# Task to carry out:
Every line below is to be set down again exactly; any image stays out.

(Component data from apps and pages)

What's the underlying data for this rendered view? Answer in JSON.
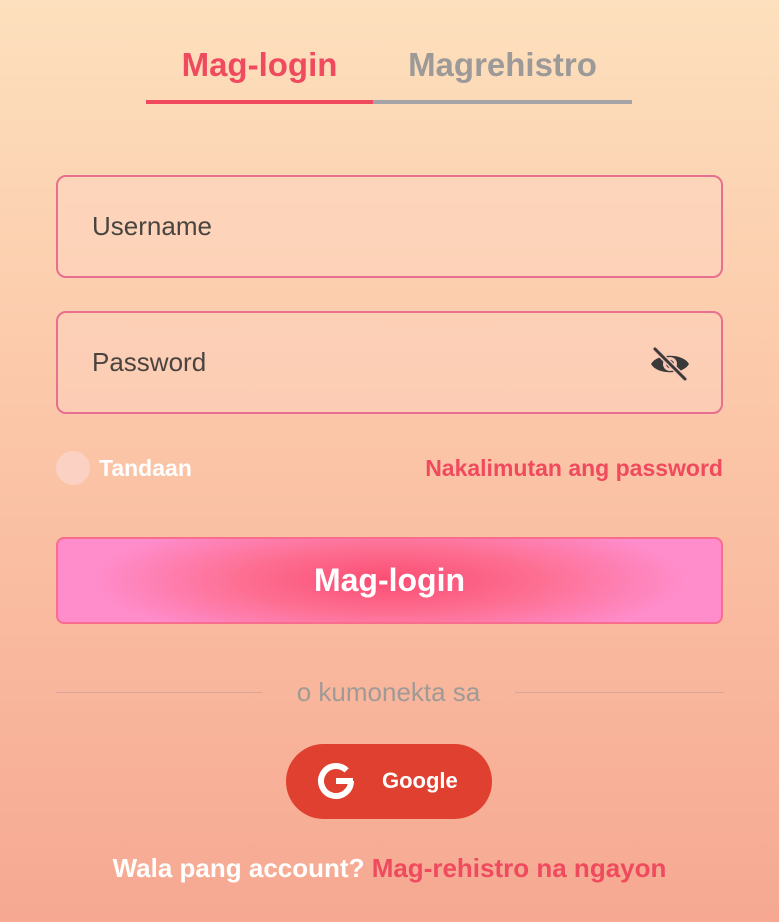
{
  "tabs": {
    "login": "Mag-login",
    "register": "Magrehistro"
  },
  "form": {
    "username_placeholder": "Username",
    "password_placeholder": "Password",
    "remember_label": "Tandaan",
    "forgot_link": "Nakalimutan ang password",
    "login_button": "Mag-login"
  },
  "social": {
    "divider_text": "o kumonekta sa",
    "google_label": "Google"
  },
  "footer": {
    "question": "Wala pang account?",
    "register_link": "Mag-rehistro na ngayon"
  },
  "colors": {
    "accent": "#ef4a5e",
    "google": "#e0402f",
    "inactive_tab": "#9c9a98"
  },
  "icons": {
    "password_toggle": "eye-slash-icon",
    "google": "google-icon"
  }
}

# The completed task:
What's the underlying data for this rendered view? Answer in JSON.
{
  "tabs": {
    "login": "Mag-login",
    "register": "Magrehistro"
  },
  "form": {
    "username_placeholder": "Username",
    "password_placeholder": "Password",
    "remember_label": "Tandaan",
    "forgot_link": "Nakalimutan ang password",
    "login_button": "Mag-login"
  },
  "social": {
    "divider_text": "o kumonekta sa",
    "google_label": "Google"
  },
  "footer": {
    "question": "Wala pang account?",
    "register_link": "Mag-rehistro na ngayon"
  },
  "colors": {
    "accent": "#ef4a5e",
    "google": "#e0402f",
    "inactive_tab": "#9c9a98"
  },
  "icons": {
    "password_toggle": "eye-slash-icon",
    "google": "google-icon"
  }
}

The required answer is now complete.